As the opening titles state, William “Buck” Rogers (Gil Gerard) is a NASA astronaut from 1987 on the last manned mission to deep space. Through a malfunction, Rogers ends up frozen for 504 years before members of the Draconian Empire, specifically the scantily clad Princess Ardala (Pamela Hensley), revive him. He’s obviously fairly disoriented and the Draconians, whose general Kane secretly plans to invade the Earth, send Buck off again with a tracking chip.
When he finally gets to Earth, he meets Colonel Wilma Deering (Erin Gray), who doesn’t trust him at all. He also meets the head of the Defense Directorate, Dr. Huer (Tim O’Connor) who gives the 20th Century Man a robotic servant named Twiki (voiced by Mel Blanc), and a hyper-intelligent computer called Dr. Theopolis (Eric Server). Twiki and Theo are like Flava Flav and his clock, if that helps you picture it.
While Buck ultimately helps the Earth defense force fend off the Draconians, the pilot movie ends with him unsure if he’s really ready to sign up for full time military defense service. However, he does agree to help out when they need him. And, turns out, they need him a lot. Since he’s effectively a nobody in New Chicago (the new capitol of Earth), he can go undercover to infiltrate threats to the planet.
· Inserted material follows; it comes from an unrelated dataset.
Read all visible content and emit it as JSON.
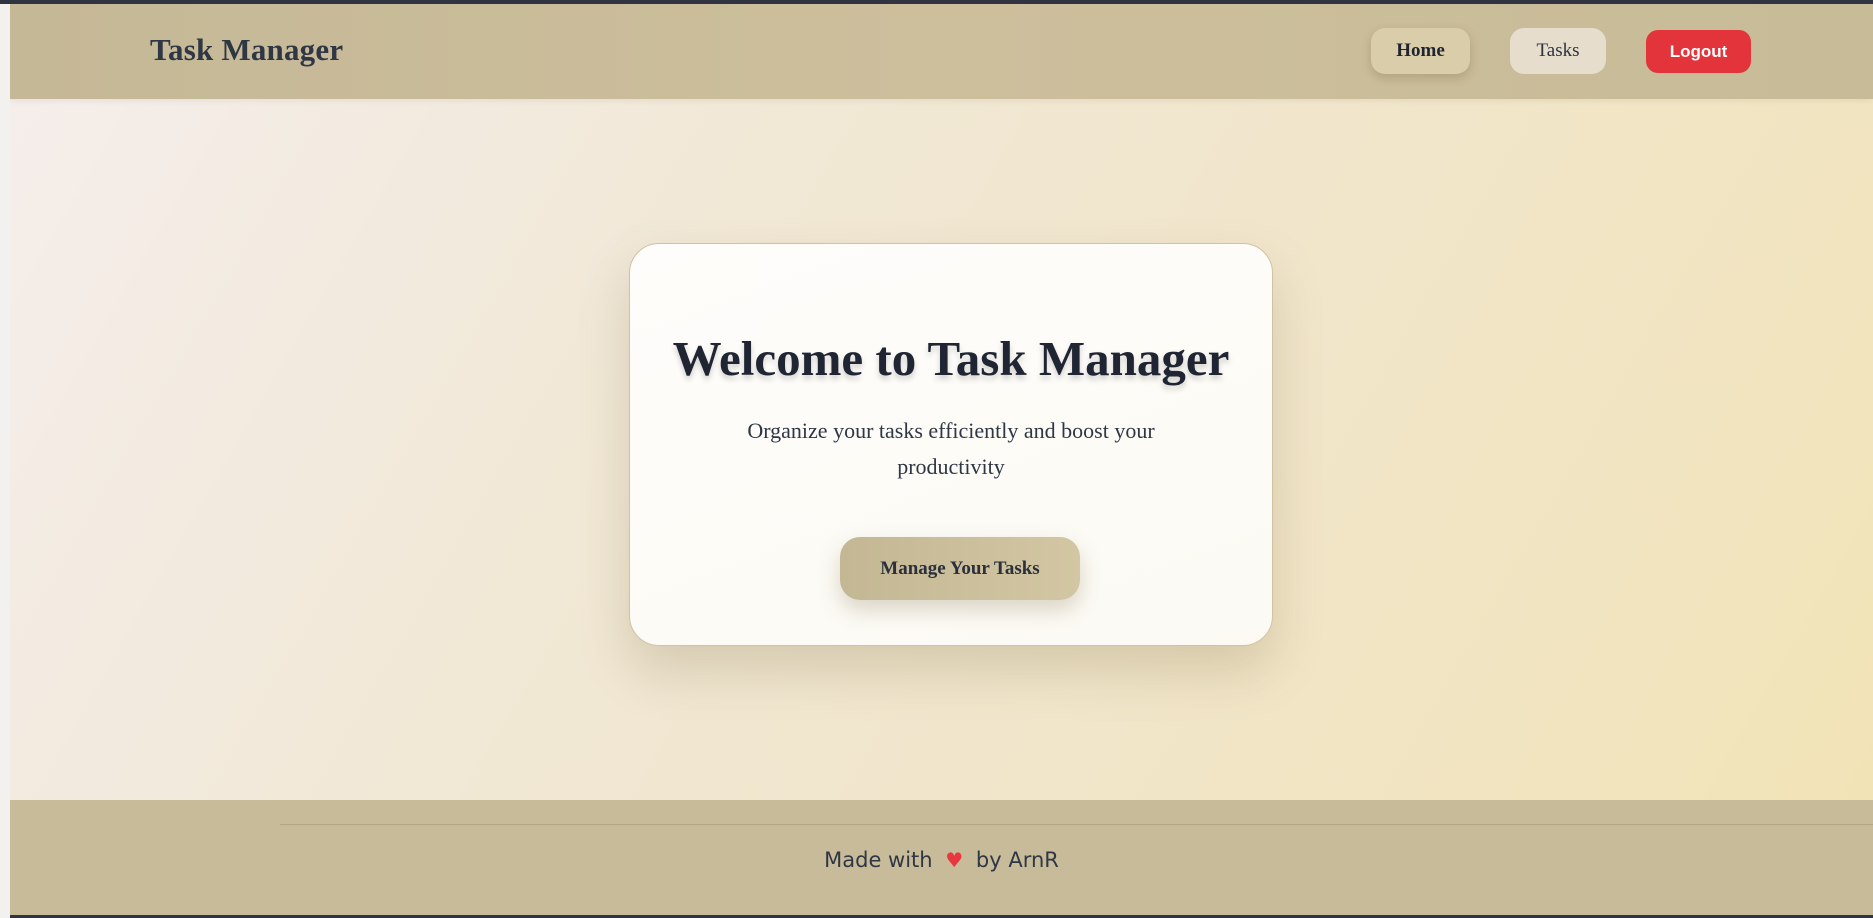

He ends up becoming kind of like a future James Bond.
It’s in this way Buck Rogers in the 25th Century cements itself as a particularly effective space adventure. Each episode or two was a new mission with an overarching plot involving Draconia’s mission to overthrow the Earth in the background. Deering and Rogers have a strong working relationship but, of course, also have a constant will-they/won’t-they thing that kept audiences invested.
Watching it now, there’s definitely a vibe of Peter Quill to Buck Rogers. He’s a 20th Century Earth guy, a fish out of water who has natural charm and charisma that helps him get out of just about any jam. Unlike the prettyboy leads of BSG, Gil Gerard is a beefy, rugged screen hero and you can’t help but root for him. And, of course, there’s some tremendous late-‘7os sci-fi action all the way through.
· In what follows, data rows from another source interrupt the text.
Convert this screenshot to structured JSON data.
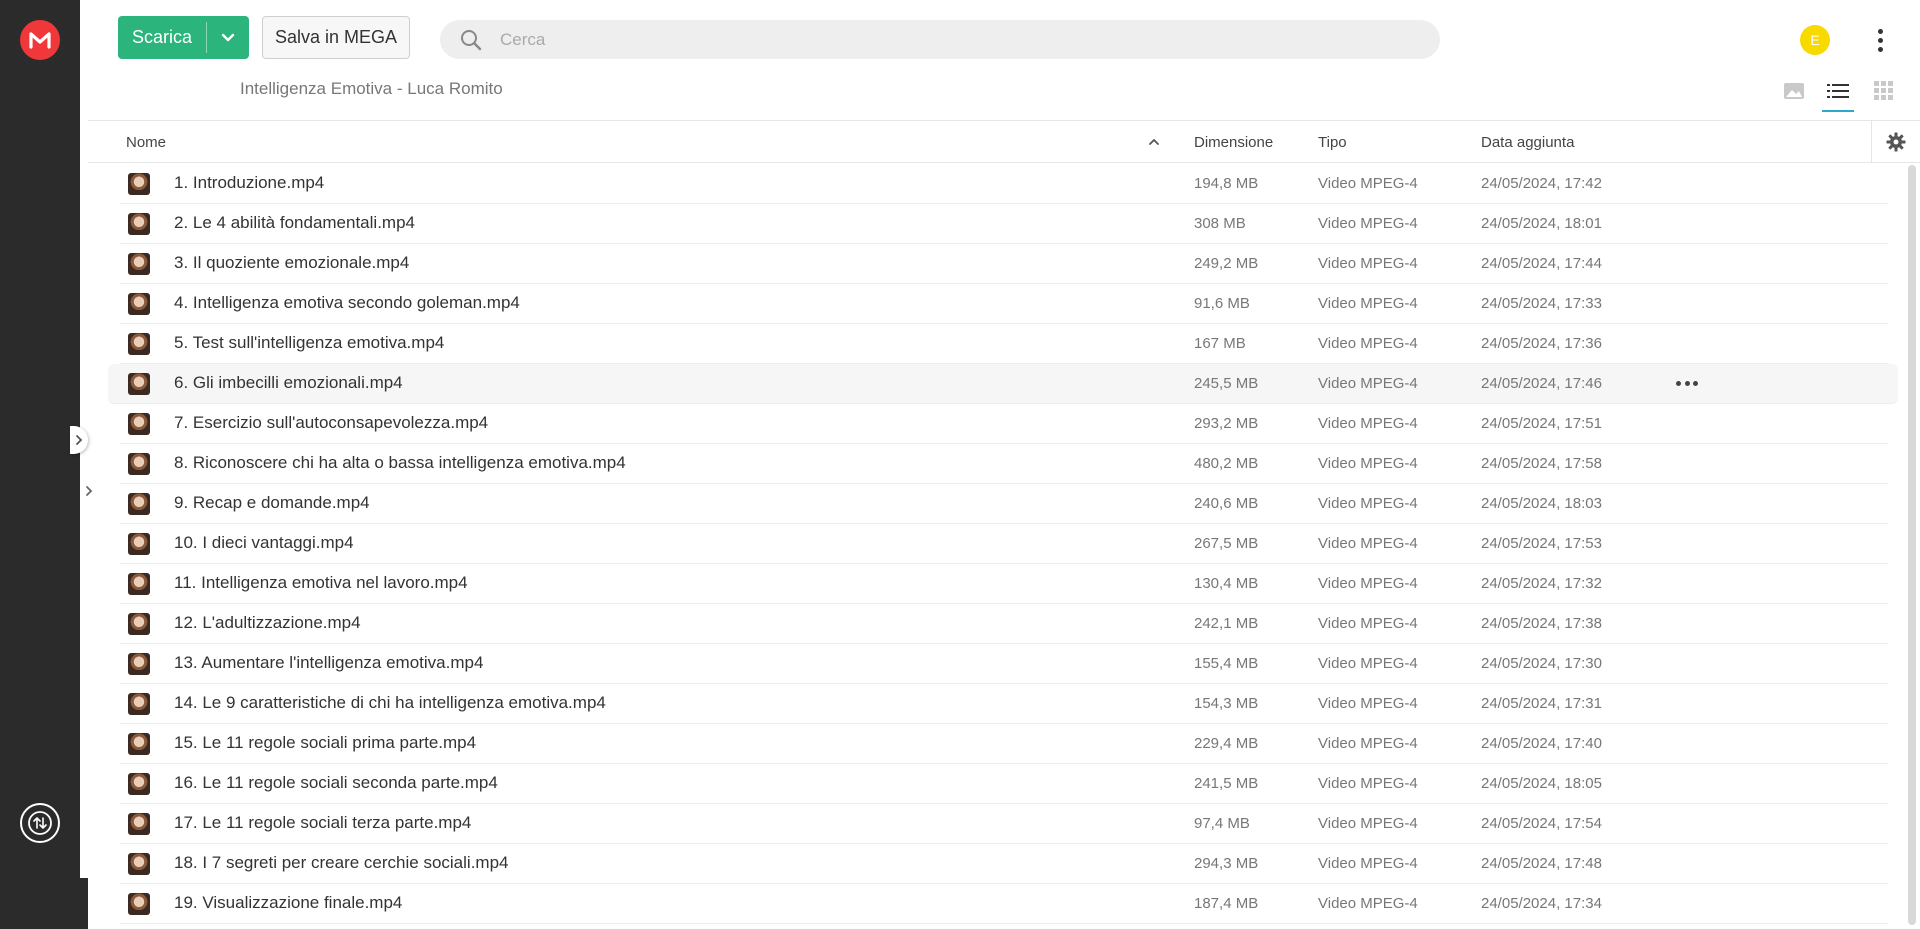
{
  "sidebar": {
    "logo": "mega-logo-icon",
    "sync": "transfers-icon"
  },
  "toolbar": {
    "download_label": "Scarica",
    "save_label": "Salva in MEGA"
  },
  "search": {
    "placeholder": "Cerca"
  },
  "user": {
    "avatar_initial": "E",
    "avatar_color": "#f8d900"
  },
  "breadcrumb": "Intelligenza Emotiva - Luca Romito",
  "accent_color": "#2bb57c",
  "table": {
    "columns": {
      "name": "Nome",
      "size": "Dimensione",
      "type": "Tipo",
      "date": "Data aggiunta"
    },
    "rows": [
      {
        "name": "1. Introduzione.mp4",
        "size": "194,8 MB",
        "type": "Video MPEG-4",
        "date": "24/05/2024, 17:42"
      },
      {
        "name": "2. Le 4 abilità fondamentali.mp4",
        "size": "308 MB",
        "type": "Video MPEG-4",
        "date": "24/05/2024, 18:01"
      },
      {
        "name": "3. Il quoziente emozionale.mp4",
        "size": "249,2 MB",
        "type": "Video MPEG-4",
        "date": "24/05/2024, 17:44"
      },
      {
        "name": "4. Intelligenza emotiva secondo goleman.mp4",
        "size": "91,6 MB",
        "type": "Video MPEG-4",
        "date": "24/05/2024, 17:33"
      },
      {
        "name": "5. Test sull'intelligenza emotiva.mp4",
        "size": "167 MB",
        "type": "Video MPEG-4",
        "date": "24/05/2024, 17:36"
      },
      {
        "name": "6. Gli imbecilli emozionali.mp4",
        "size": "245,5 MB",
        "type": "Video MPEG-4",
        "date": "24/05/2024, 17:46"
      },
      {
        "name": "7. Esercizio sull'autoconsapevolezza.mp4",
        "size": "293,2 MB",
        "type": "Video MPEG-4",
        "date": "24/05/2024, 17:51"
      },
      {
        "name": "8. Riconoscere chi ha alta o bassa intelligenza emotiva.mp4",
        "size": "480,2 MB",
        "type": "Video MPEG-4",
        "date": "24/05/2024, 17:58"
      },
      {
        "name": "9. Recap e domande.mp4",
        "size": "240,6 MB",
        "type": "Video MPEG-4",
        "date": "24/05/2024, 18:03"
      },
      {
        "name": "10. I dieci vantaggi.mp4",
        "size": "267,5 MB",
        "type": "Video MPEG-4",
        "date": "24/05/2024, 17:53"
      },
      {
        "name": "11. Intelligenza emotiva nel lavoro.mp4",
        "size": "130,4 MB",
        "type": "Video MPEG-4",
        "date": "24/05/2024, 17:32"
      },
      {
        "name": "12. L'adultizzazione.mp4",
        "size": "242,1 MB",
        "type": "Video MPEG-4",
        "date": "24/05/2024, 17:38"
      },
      {
        "name": "13. Aumentare l'intelligenza emotiva.mp4",
        "size": "155,4 MB",
        "type": "Video MPEG-4",
        "date": "24/05/2024, 17:30"
      },
      {
        "name": "14. Le 9 caratteristiche di chi ha intelligenza emotiva.mp4",
        "size": "154,3 MB",
        "type": "Video MPEG-4",
        "date": "24/05/2024, 17:31"
      },
      {
        "name": "15. Le 11 regole sociali prima parte.mp4",
        "size": "229,4 MB",
        "type": "Video MPEG-4",
        "date": "24/05/2024, 17:40"
      },
      {
        "name": "16. Le 11 regole sociali seconda parte.mp4",
        "size": "241,5 MB",
        "type": "Video MPEG-4",
        "date": "24/05/2024, 18:05"
      },
      {
        "name": "17. Le 11 regole sociali terza parte.mp4",
        "size": "97,4 MB",
        "type": "Video MPEG-4",
        "date": "24/05/2024, 17:54"
      },
      {
        "name": "18. I 7 segreti per creare cerchie sociali.mp4",
        "size": "294,3 MB",
        "type": "Video MPEG-4",
        "date": "24/05/2024, 17:48"
      },
      {
        "name": "19. Visualizzazione finale.mp4",
        "size": "187,4 MB",
        "type": "Video MPEG-4",
        "date": "24/05/2024, 17:34"
      }
    ]
  }
}
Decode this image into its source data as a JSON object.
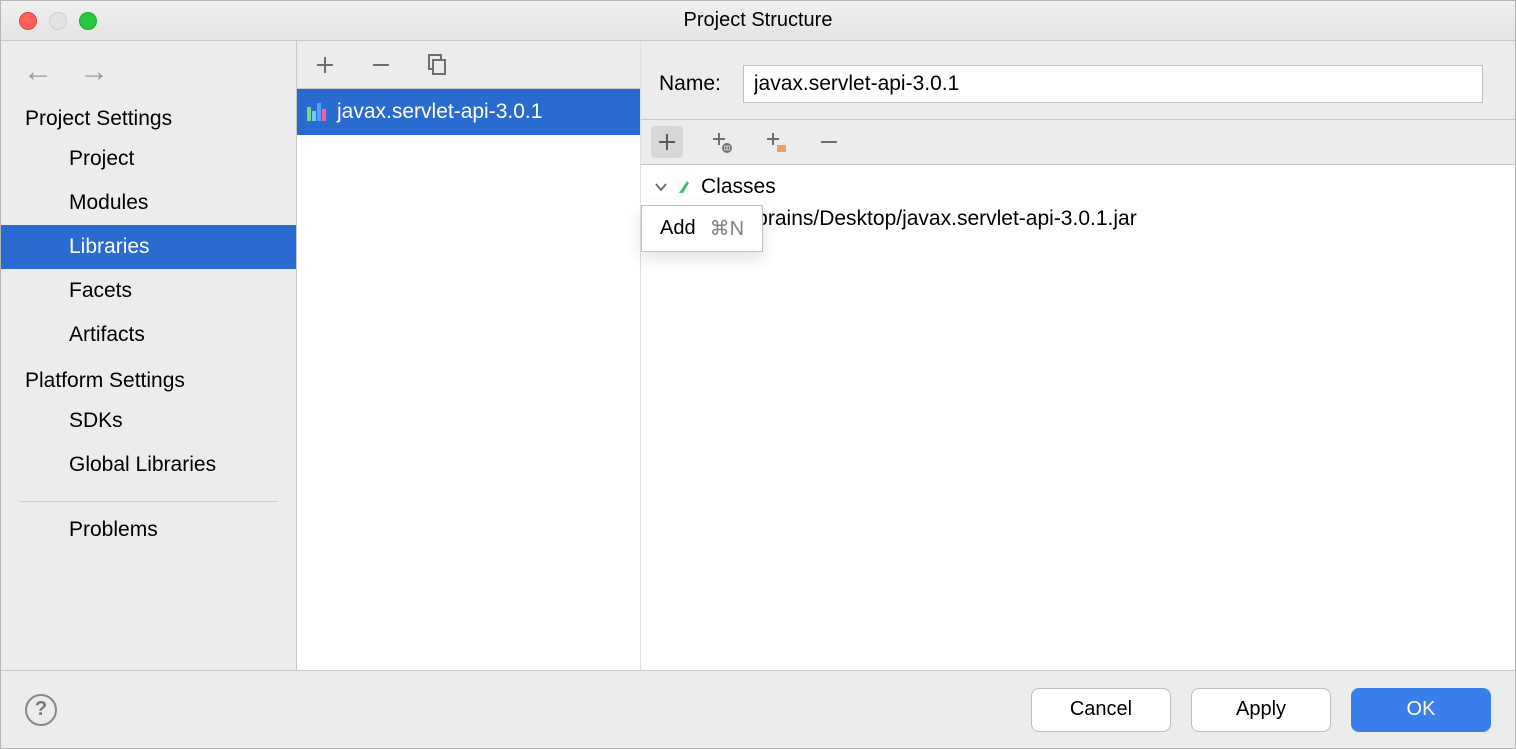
{
  "window": {
    "title": "Project Structure"
  },
  "sidebar": {
    "groupA": "Project Settings",
    "items": [
      "Project",
      "Modules",
      "Libraries",
      "Facets",
      "Artifacts"
    ],
    "selectedIndex": 2,
    "groupB": "Platform Settings",
    "itemsB": [
      "SDKs",
      "Global Libraries"
    ],
    "problems": "Problems"
  },
  "library_list": {
    "items": [
      "javax.servlet-api-3.0.1"
    ],
    "selectedIndex": 0
  },
  "detail": {
    "name_label": "Name:",
    "name_value": "javax.servlet-api-3.0.1",
    "tree_root": "Classes",
    "tree_child": "ers/jetbrains/Desktop/javax.servlet-api-3.0.1.jar"
  },
  "popup": {
    "label": "Add",
    "shortcut": "⌘N"
  },
  "footer": {
    "cancel": "Cancel",
    "apply": "Apply",
    "ok": "OK"
  }
}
The first season saw impressive guest stars such as Jack Palance; Frank Gorshin; Cesar Romero; Peter Graves; Woody Strode; Jamie Lee Curtis; Mary Woronov; Jerry Orbach; Richard Moll; Sid Haig; Vera Miles; and Julie Newmar. Why yes, that is three different villains from Batman 1966. Also Gary Coleman, because ’70s.
And like all of the best short-lived sci-fi shows, it seems, if it gets a second season, it’s completely different. Like The Outer Limits and Space: 1999 before it, a new group of producers took over between seasons and totally revamped Buck Rogers in the 25th Century. Buck, Wilma, and Twiki remained, but Dr. Theopolis and Dr. Huer were out. Also out was the central concept; instead of defending Earth from threats, Buck and Wilma were now on a ship called Searcher seeking out the five tribes of humanity that left Earth after the nuclear fallout. If this sounds a bit like Battlestar Galactica, it’s because that’s exactly what the new producers were doing.
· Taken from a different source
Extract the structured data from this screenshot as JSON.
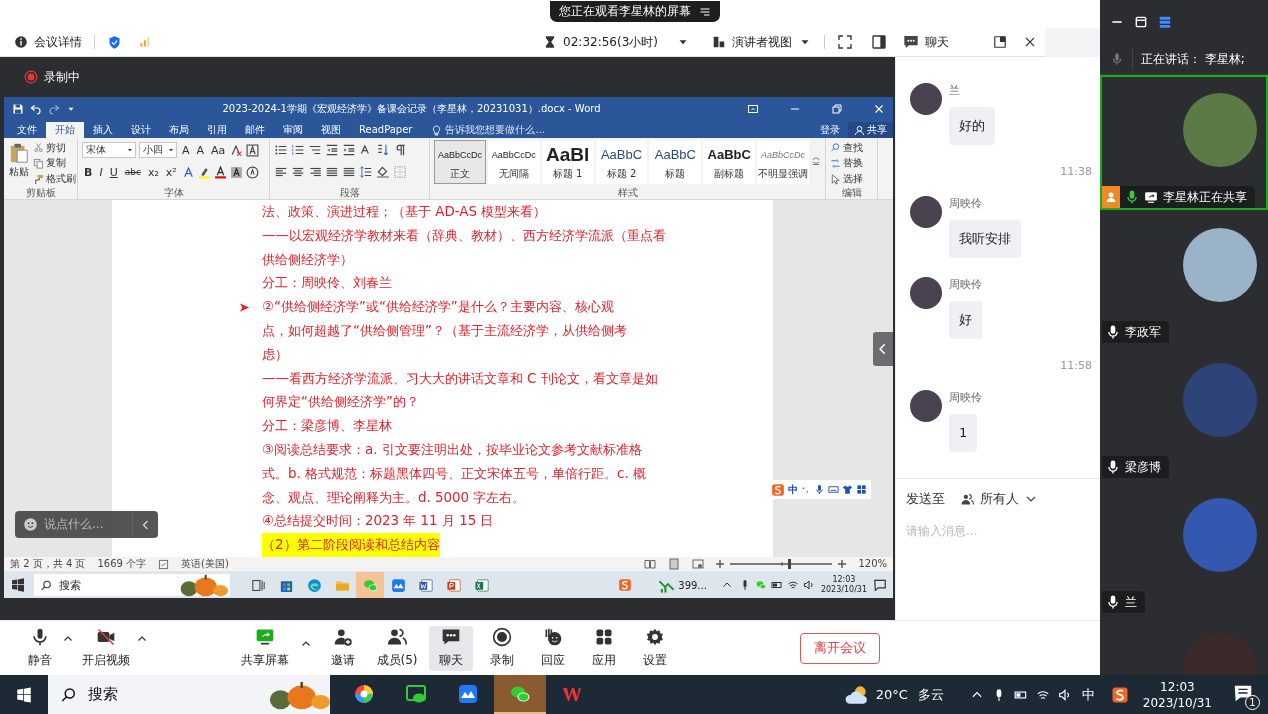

So while season two does have a character named Hawk who is a Bird Person (seriously, the Rick and Morty team based him on Hawk), it loses some of the uniqueness. It feels just kind of like any other Star Trek-esque space series. And perhaps most egregiously, it made the character of Wilma Deering (a COLONEL let us not forget) into much more of a damsel. They even put her in miniskirts instead of the jumpsuit from season one. It may as well be a different character. It only lasted 13 episodes in its new format before sadly meeting cancelation.
While delightfully dated (Buck disco dances in the first episode), it also scratches a very particular sci-fi itch with me. The Mandalorian and its adventure-serial structure also scratches it. So if you need more spaceships zoom-zoom and laser guns pew-pew, I’d definitely recommend Buck Rogers in the 25th Century.
Kino Lorber has released the whole series plus the two-hour pilot movie in a complete Blu-ray collection.
Kyle Anderson is the Senior Editor for Nerdist. You can find his film and TV reviews here. Follow him on Twitter!